- **Aim of the exercise**
Pick out each line of the records in which the word "可用空间" appears.

◇ ◇ ◇ ◇ ◇

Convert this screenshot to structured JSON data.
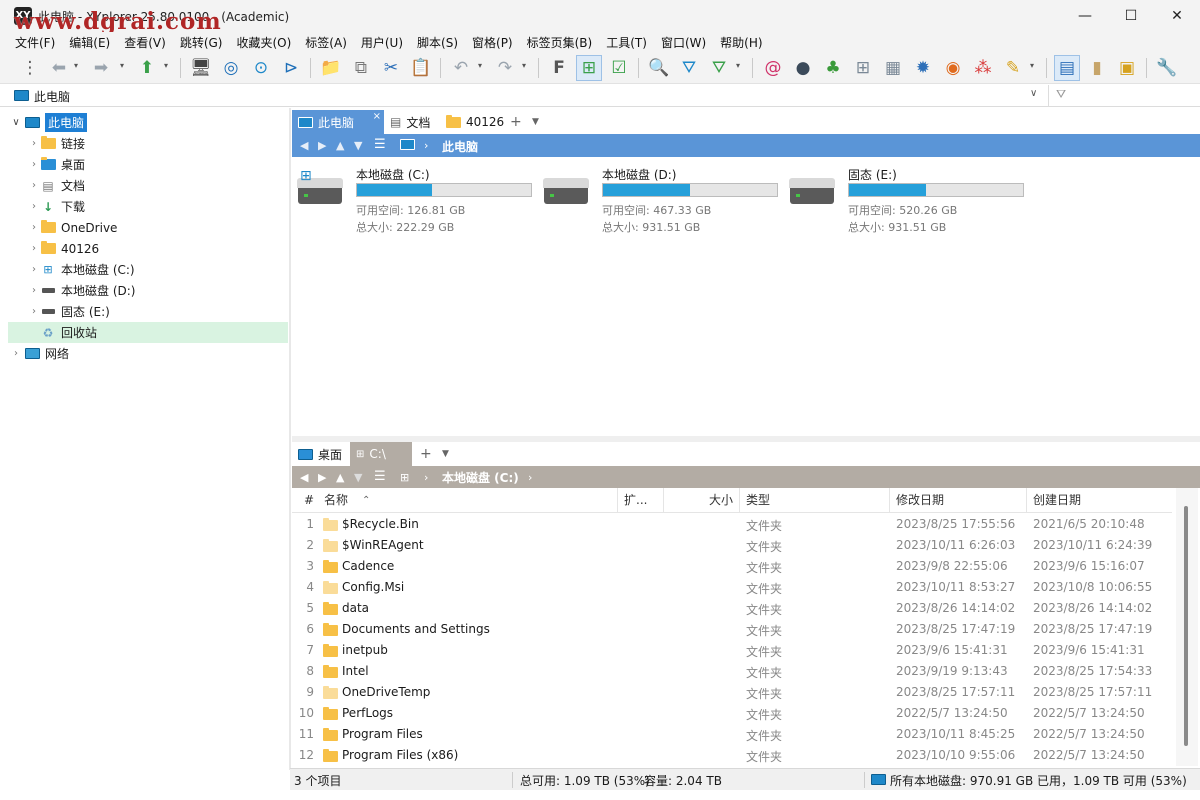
{
  "window": {
    "title": "此电脑 - XYplorer 25.80.0100 - (Academic)",
    "watermark": "www.dgrai.com",
    "app_icon": "XY",
    "minimize": "—",
    "maximize": "☐",
    "close": "✕"
  },
  "menubar": [
    "文件(F)",
    "编辑(E)",
    "查看(V)",
    "跳转(G)",
    "收藏夹(O)",
    "标签(A)",
    "用户(U)",
    "脚本(S)",
    "窗格(P)",
    "标签页集(B)",
    "工具(T)",
    "窗口(W)",
    "帮助(H)"
  ],
  "address": {
    "text": "此电脑"
  },
  "tree": [
    {
      "label": "此电脑",
      "icon": "monitor",
      "level": 0,
      "expander": "∨",
      "selected": true
    },
    {
      "label": "链接",
      "icon": "folder",
      "level": 1,
      "expander": "›"
    },
    {
      "label": "桌面",
      "icon": "folder-blue",
      "level": 1,
      "expander": "›"
    },
    {
      "label": "文档",
      "icon": "document",
      "level": 1,
      "expander": "›"
    },
    {
      "label": "下载",
      "icon": "download",
      "level": 1,
      "expander": "›"
    },
    {
      "label": "OneDrive",
      "icon": "folder",
      "level": 1,
      "expander": "›"
    },
    {
      "label": "40126",
      "icon": "folder",
      "level": 1,
      "expander": "›"
    },
    {
      "label": "本地磁盘 (C:)",
      "icon": "windows-drive",
      "level": 1,
      "expander": "›"
    },
    {
      "label": "本地磁盘 (D:)",
      "icon": "drive",
      "level": 1,
      "expander": "›"
    },
    {
      "label": "固态 (E:)",
      "icon": "drive",
      "level": 1,
      "expander": "›"
    },
    {
      "label": "回收站",
      "icon": "recycle",
      "level": 1,
      "expander": "",
      "highlight": true
    },
    {
      "label": "网络",
      "icon": "network",
      "level": 0,
      "expander": "›"
    }
  ],
  "pane1": {
    "tabs": [
      "此电脑",
      "文档",
      "40126"
    ],
    "active_tab": 0,
    "breadcrumb": "此电脑",
    "drives": [
      {
        "name": "本地磁盘 (C:)",
        "free": "可用空间: 126.81 GB",
        "total": "总大小: 222.29 GB",
        "used_percent": 43
      },
      {
        "name": "本地磁盘 (D:)",
        "free": "可用空间: 467.33 GB",
        "total": "总大小: 931.51 GB",
        "used_percent": 50
      },
      {
        "name": "固态 (E:)",
        "free": "可用空间: 520.26 GB",
        "total": "总大小: 931.51 GB",
        "used_percent": 44
      }
    ]
  },
  "pane2": {
    "tabs": [
      "桌面",
      "C:\\"
    ],
    "active_tab": 1,
    "breadcrumb": "本地磁盘 (C:)",
    "columns": [
      "#",
      "名称",
      "扩...",
      "大小",
      "类型",
      "修改日期",
      "创建日期"
    ],
    "rows": [
      {
        "n": "1",
        "name": "$Recycle.Bin",
        "type": "文件夹",
        "modified": "2023/8/25 17:55:56",
        "created": "2021/6/5 20:10:48",
        "dim": true
      },
      {
        "n": "2",
        "name": "$WinREAgent",
        "type": "文件夹",
        "modified": "2023/10/11 6:26:03",
        "created": "2023/10/11 6:24:39",
        "dim": true
      },
      {
        "n": "3",
        "name": "Cadence",
        "type": "文件夹",
        "modified": "2023/9/8 22:55:06",
        "created": "2023/9/6 15:16:07"
      },
      {
        "n": "4",
        "name": "Config.Msi",
        "type": "文件夹",
        "modified": "2023/10/11 8:53:27",
        "created": "2023/10/8 10:06:55",
        "dim": true
      },
      {
        "n": "5",
        "name": "data",
        "type": "文件夹",
        "modified": "2023/8/26 14:14:02",
        "created": "2023/8/26 14:14:02"
      },
      {
        "n": "6",
        "name": "Documents and Settings",
        "type": "文件夹",
        "modified": "2023/8/25 17:47:19",
        "created": "2023/8/25 17:47:19",
        "link": true
      },
      {
        "n": "7",
        "name": "inetpub",
        "type": "文件夹",
        "modified": "2023/9/6 15:41:31",
        "created": "2023/9/6 15:41:31"
      },
      {
        "n": "8",
        "name": "Intel",
        "type": "文件夹",
        "modified": "2023/9/19 9:13:43",
        "created": "2023/8/25 17:54:33"
      },
      {
        "n": "9",
        "name": "OneDriveTemp",
        "type": "文件夹",
        "modified": "2023/8/25 17:57:11",
        "created": "2023/8/25 17:57:11",
        "dim": true
      },
      {
        "n": "10",
        "name": "PerfLogs",
        "type": "文件夹",
        "modified": "2022/5/7 13:24:50",
        "created": "2022/5/7 13:24:50"
      },
      {
        "n": "11",
        "name": "Program Files",
        "type": "文件夹",
        "modified": "2023/10/11 8:45:25",
        "created": "2022/5/7 13:24:50"
      },
      {
        "n": "12",
        "name": "Program Files (x86)",
        "type": "文件夹",
        "modified": "2023/10/10 9:55:06",
        "created": "2022/5/7 13:24:50"
      }
    ]
  },
  "status": {
    "items": "3 个项目",
    "total_free": "总可用: 1.09 TB (53%)",
    "capacity": "容量: 2.04 TB",
    "all_drives": "所有本地磁盘: 970.91 GB 已用，1.09 TB 可用 (53%)"
  },
  "colors": {
    "accent": "#1e88c9",
    "pane_active": "#5a95d7",
    "pane_inactive": "#b3aca4",
    "drive_bar": "#26a0da",
    "selection": "#1e7fd4"
  }
}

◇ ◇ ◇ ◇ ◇

- **Task solution**
        "free": "可用空间: 126.81 GB",
        "free": "可用空间: 467.33 GB",
        "free": "可用空间: 520.26 GB",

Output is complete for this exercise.